  • Product codes should also be different enough to distinguish between two pharmaceuticals.
  • Blister packs should include a number of pieces of information about the drug – including the nonproprietary name and the trade name, strength, expiration date, lot number, bar code, and manufacturer – on each individual blister cell so this is always visible to the patient

Most Common Errors

In order to ensure compliance with FDA packaging regulations, it’s important to understand the most commonly made errors in pharmaceutical package labeling, and some reasons why they might occur.

  • Gross Errors – These occur when necessary information is missing from label artwork. This type of error most often occurs when regulatory requirements change but the manufacturer fails to change the package artwork in response to the new guidelines.
  • Context and Meaning Errors – These types of errors occur when information on the label artwork is presented in an unclear or ambiguous way. A context or meaning error could occur if incorrect punctuation is used on the label.
  • Content Errors – These occur when there are significant errors in the detailed content of the artwork. The error could be due to the incorrect usage of a symbol on the package label.
  • Technical Errors – These errors are in functional components of the artwork, including the product barcode.

Why Errors Occur

When it comes to pharmaceutical packaging and labeling, a small but problematic detail can lead to a significant error. Once errors have been identified and corrective actions have been made, it’s necessary to identify the source of the error in order to avoid similar issues in the future. Some reasons why errors occur during labeling include:

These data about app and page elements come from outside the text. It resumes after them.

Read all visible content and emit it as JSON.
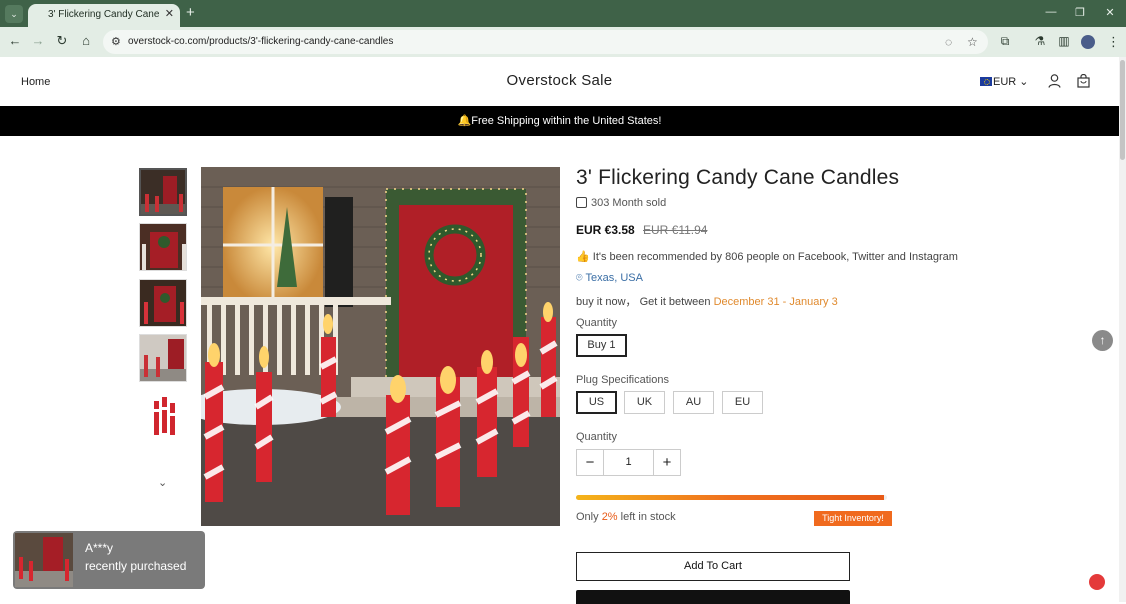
{
  "browser": {
    "tab_title": "3' Flickering Candy Cane Candles",
    "url": "overstock-co.com/products/3'-flickering-candy-cane-candles"
  },
  "header": {
    "home_label": "Home",
    "brand": "Overstock Sale",
    "currency": "EUR"
  },
  "announcement": "🔔Free Shipping within the United States!",
  "product": {
    "title": "3' Flickering Candy Cane Candles",
    "sold": "303 Month sold",
    "price": "EUR €3.58",
    "compare_price": "EUR €11.94",
    "recommend": "It's been recommended by 806 people on Facebook, Twitter and Instagram",
    "location": "Texas, USA",
    "delivery_prefix": "buy it now， Get it between",
    "delivery_dates": "December 31 - January 3",
    "quantity_option_label": "Quantity",
    "quantity_options": [
      "Buy 1"
    ],
    "plug_label": "Plug Specifications",
    "plug_options": [
      "US",
      "UK",
      "AU",
      "EU"
    ],
    "plug_selected": "US",
    "quantity_label": "Quantity",
    "quantity_value": "1",
    "stock_prefix": "Only",
    "stock_percent": "2%",
    "stock_suffix": "left in stock",
    "stock_fill_fraction": 0.99,
    "tight_badge": "Tight Inventory!",
    "add_to_cart": "Add To Cart"
  },
  "toast": {
    "name": "A***y",
    "message": "recently purchased"
  }
}
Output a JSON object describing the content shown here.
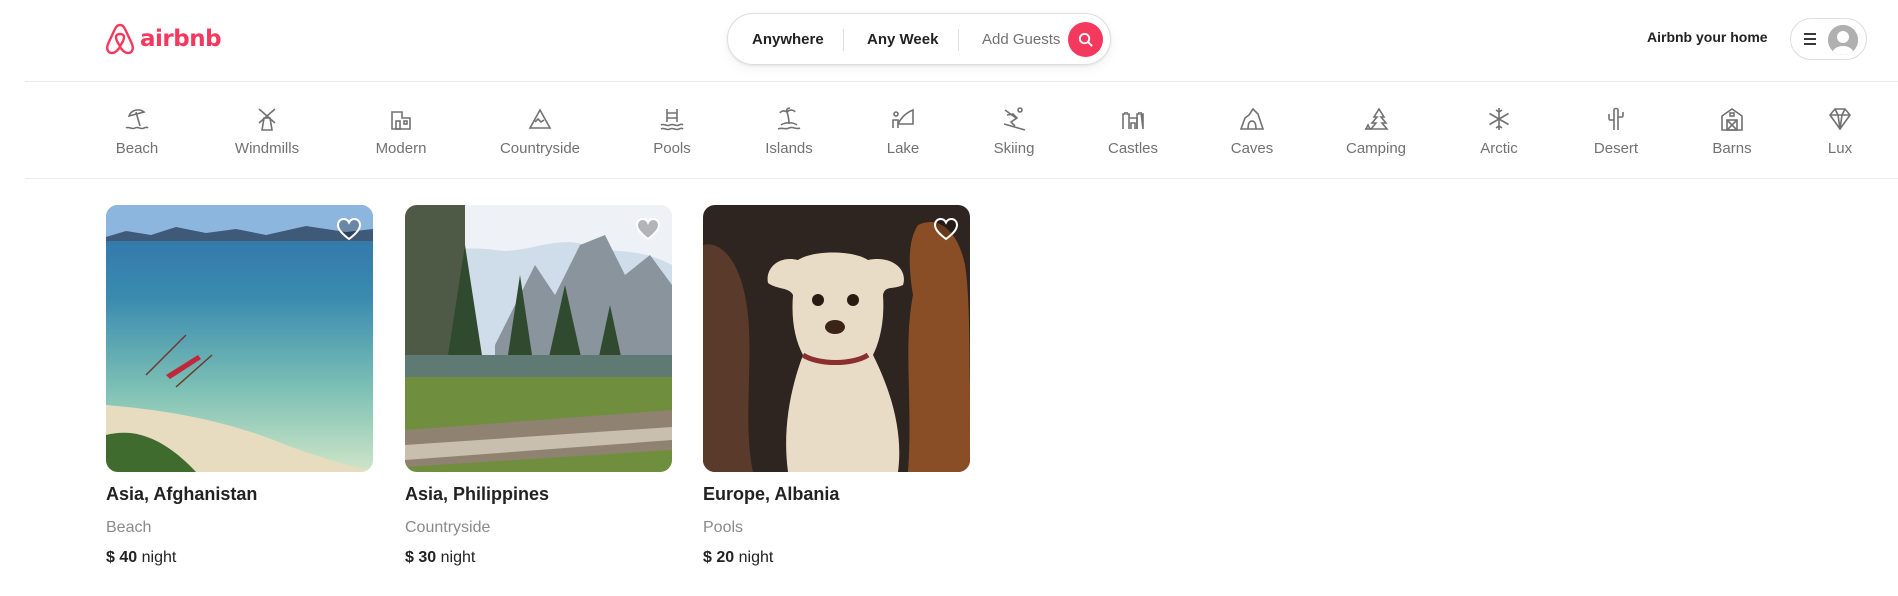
{
  "brand": {
    "name": "airbnb",
    "color": "#F5385D"
  },
  "search": {
    "location_label": "Anywhere",
    "week_label": "Any Week",
    "guests_label": "Add Guests",
    "button_icon": "search-icon"
  },
  "header": {
    "host_link": "Airbnb your home",
    "menu_icon": "hamburger-icon",
    "avatar_icon": "user-avatar-icon"
  },
  "categories": [
    {
      "label": "Beach",
      "icon": "beach-umbrella-icon"
    },
    {
      "label": "Windmills",
      "icon": "windmill-icon"
    },
    {
      "label": "Modern",
      "icon": "modern-house-icon"
    },
    {
      "label": "Countryside",
      "icon": "mountain-icon"
    },
    {
      "label": "Pools",
      "icon": "pool-icon"
    },
    {
      "label": "Islands",
      "icon": "island-icon"
    },
    {
      "label": "Lake",
      "icon": "lake-icon"
    },
    {
      "label": "Skiing",
      "icon": "skiing-icon"
    },
    {
      "label": "Castles",
      "icon": "castle-icon"
    },
    {
      "label": "Caves",
      "icon": "cave-icon"
    },
    {
      "label": "Camping",
      "icon": "camping-icon"
    },
    {
      "label": "Arctic",
      "icon": "snowflake-icon"
    },
    {
      "label": "Desert",
      "icon": "cactus-icon"
    },
    {
      "label": "Barns",
      "icon": "barn-icon"
    },
    {
      "label": "Lux",
      "icon": "diamond-icon"
    }
  ],
  "listings": [
    {
      "title": "Asia, Afghanistan",
      "category": "Beach",
      "currency": "$",
      "price": "40",
      "unit": "night",
      "image": "beach-lagoon-photo"
    },
    {
      "title": "Asia, Philippines",
      "category": "Countryside",
      "currency": "$",
      "price": "30",
      "unit": "night",
      "image": "valley-forest-photo"
    },
    {
      "title": "Europe, Albania",
      "category": "Pools",
      "currency": "$",
      "price": "20",
      "unit": "night",
      "image": "three-dogs-photo"
    }
  ]
}
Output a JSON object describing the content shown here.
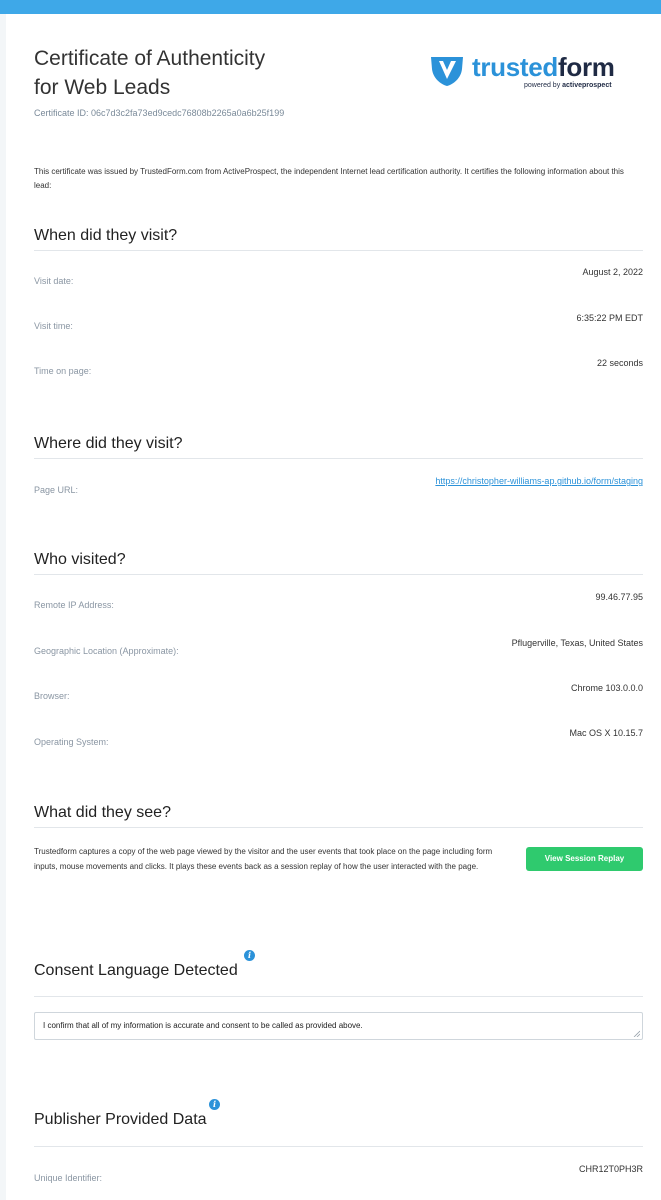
{
  "header": {
    "title_line1": "Certificate of Authenticity",
    "title_line2": "for Web Leads",
    "certificate_id": "Certificate ID: 06c7d3c2fa73ed9cedc76808b2265a0a6b25f199"
  },
  "logo": {
    "word_part1": "trusted",
    "word_part2": "form",
    "sub_prefix": "powered by ",
    "sub_brand": "activeprospect",
    "brand_color": "#2b92d9",
    "dark_color": "#1f2a44"
  },
  "intro": "This certificate was issued by TrustedForm.com from ActiveProspect, the independent Internet lead certification authority. It certifies the following information about this lead:",
  "when": {
    "title": "When did they visit?",
    "rows": [
      {
        "label": "Visit date:",
        "value": "August 2, 2022"
      },
      {
        "label": "Visit time:",
        "value": "6:35:22 PM EDT"
      },
      {
        "label": "Time on page:",
        "value": "22 seconds"
      }
    ]
  },
  "where": {
    "title": "Where did they visit?",
    "rows": [
      {
        "label": "Page URL:",
        "value": "https://christopher-williams-ap.github.io/form/staging"
      }
    ]
  },
  "who": {
    "title": "Who visited?",
    "rows": [
      {
        "label": "Remote IP Address:",
        "value": "99.46.77.95"
      },
      {
        "label": "Geographic Location (Approximate):",
        "value": "Pflugerville, Texas, United States"
      },
      {
        "label": "Browser:",
        "value": "Chrome 103.0.0.0"
      },
      {
        "label": "Operating System:",
        "value": "Mac OS X 10.15.7"
      }
    ]
  },
  "see": {
    "title": "What did they see?",
    "text": "Trustedform captures a copy of the web page viewed by the visitor and the user events that took place on the page including form inputs, mouse movements and clicks. It plays these events back as a session replay of how the user interacted with the page.",
    "button_label": "View Session Replay",
    "button_color": "#2fca6e"
  },
  "consent": {
    "title": "Consent Language Detected",
    "info_icon": "i",
    "text": "I confirm that all of my information is accurate and consent to be called as provided above."
  },
  "publisher": {
    "title": "Publisher Provided Data",
    "info_icon": "i",
    "rows": [
      {
        "label": "Unique Identifier:",
        "value": "CHR12T0PH3R"
      }
    ]
  },
  "colors": {
    "top_bar": "#3ea8e8",
    "label": "#8a96a3",
    "link": "#2b92d9"
  }
}
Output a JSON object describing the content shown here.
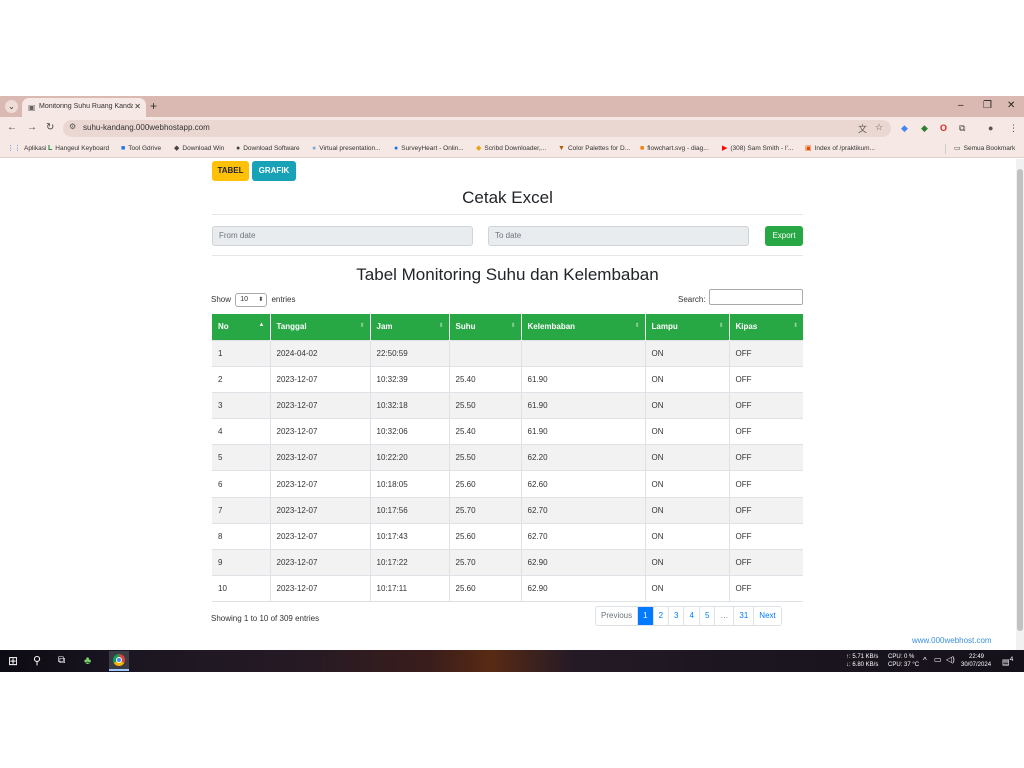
{
  "browser": {
    "tab_title": "Monitoring Suhu Ruang Kanda...",
    "url": "suhu-kandang.000webhostapp.com",
    "bookmarks": [
      "Aplikasi",
      "Hangeul Keyboard",
      "Tool Gdrive",
      "Download Win",
      "Download Software",
      "Virtual presentation...",
      "SurveyHeart - Onlin...",
      "Scribd Downloader,...",
      "Color Palettes for D...",
      "flowchart.svg - diag...",
      "(308) Sam Smith - I'...",
      "Index of /praktikum..."
    ],
    "all_bookmarks": "Semua Bookmark"
  },
  "page": {
    "btn_tabel": "TABEL",
    "btn_grafik": "GRAFIK",
    "cetak_title": "Cetak Excel",
    "from_placeholder": "From date",
    "to_placeholder": "To date",
    "export_label": "Export",
    "table_title": "Tabel Monitoring Suhu dan Kelembaban",
    "show_label": "Show",
    "entries_value": "10",
    "entries_label": "entries",
    "search_label": "Search:",
    "columns": [
      "No",
      "Tanggal",
      "Jam",
      "Suhu",
      "Kelembaban",
      "Lampu",
      "Kipas"
    ],
    "rows": [
      [
        "1",
        "2024-04-02",
        "22:50:59",
        "",
        "",
        "ON",
        "OFF"
      ],
      [
        "2",
        "2023-12-07",
        "10:32:39",
        "25.40",
        "61.90",
        "ON",
        "OFF"
      ],
      [
        "3",
        "2023-12-07",
        "10:32:18",
        "25.50",
        "61.90",
        "ON",
        "OFF"
      ],
      [
        "4",
        "2023-12-07",
        "10:32:06",
        "25.40",
        "61.90",
        "ON",
        "OFF"
      ],
      [
        "5",
        "2023-12-07",
        "10:22:20",
        "25.50",
        "62.20",
        "ON",
        "OFF"
      ],
      [
        "6",
        "2023-12-07",
        "10:18:05",
        "25.60",
        "62.60",
        "ON",
        "OFF"
      ],
      [
        "7",
        "2023-12-07",
        "10:17:56",
        "25.70",
        "62.70",
        "ON",
        "OFF"
      ],
      [
        "8",
        "2023-12-07",
        "10:17:43",
        "25.60",
        "62.70",
        "ON",
        "OFF"
      ],
      [
        "9",
        "2023-12-07",
        "10:17:22",
        "25.70",
        "62.90",
        "ON",
        "OFF"
      ],
      [
        "10",
        "2023-12-07",
        "10:17:11",
        "25.60",
        "62.90",
        "ON",
        "OFF"
      ]
    ],
    "info": "Showing 1 to 10 of 309 entries",
    "pagination": [
      "Previous",
      "1",
      "2",
      "3",
      "4",
      "5",
      "…",
      "31",
      "Next"
    ],
    "watermark": "www.000webhost.com"
  },
  "taskbar": {
    "net_up": "↑: 5.71 KB/s",
    "net_down": "↓: 6.80 KB/s",
    "cpu": "CPU: 0 %",
    "cpu_temp": "CPU: 37 °C",
    "time": "22:49",
    "date": "30/07/2024",
    "notif_count": "4"
  },
  "colors": {
    "accent_green": "#28a745",
    "tabel_yellow": "#ffc107",
    "grafik_teal": "#17a2b8",
    "link_blue": "#007bff"
  }
}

  • Inconsistencies in processes – If the processes in place governing the design of the artwork are inconsistent or conflicting, errors can easily occur.
  • Gaps in competence – If the operator performing the task of designing the labels are inadequately trained, there is an increased risk of error.
  • Too little quality time – If an operator is rushed or overworked, errors in labeling can be overlooked.
  • Errors in reference information – If the information being referred to when designing the label is incorrect, those errors will be transcribed onto the finished packaging design.
  • Human error – The number of people involved in the process of designing and eventually applying an artwork increases the risk of error.
  • Technology error – If the software used to design the label lacks built-in control tools for proofreading and correcting label designs, errors could be overlooked.

Changing Regulations

While current pharmaceutical labels require product lot number and expiration date, industry insiders believe the FDA will soon require manufacturers to add more unique codes to their packages, in order to increase control over the supply chain. In order to meet changes in labeling regulation, some manufacturers have begun integrating a dedicated labeling system designed to meet GMP standards and stop errors in labeling before they become a systemic issue.

To learn more about pharmaceutical packaging management and how you can take control of your packaging supply chain, register for the webinars in the banner below! What do you think are the biggest mistakes pharmaceutical companies make when it comes to packaging? Share your opinion in the comments section below!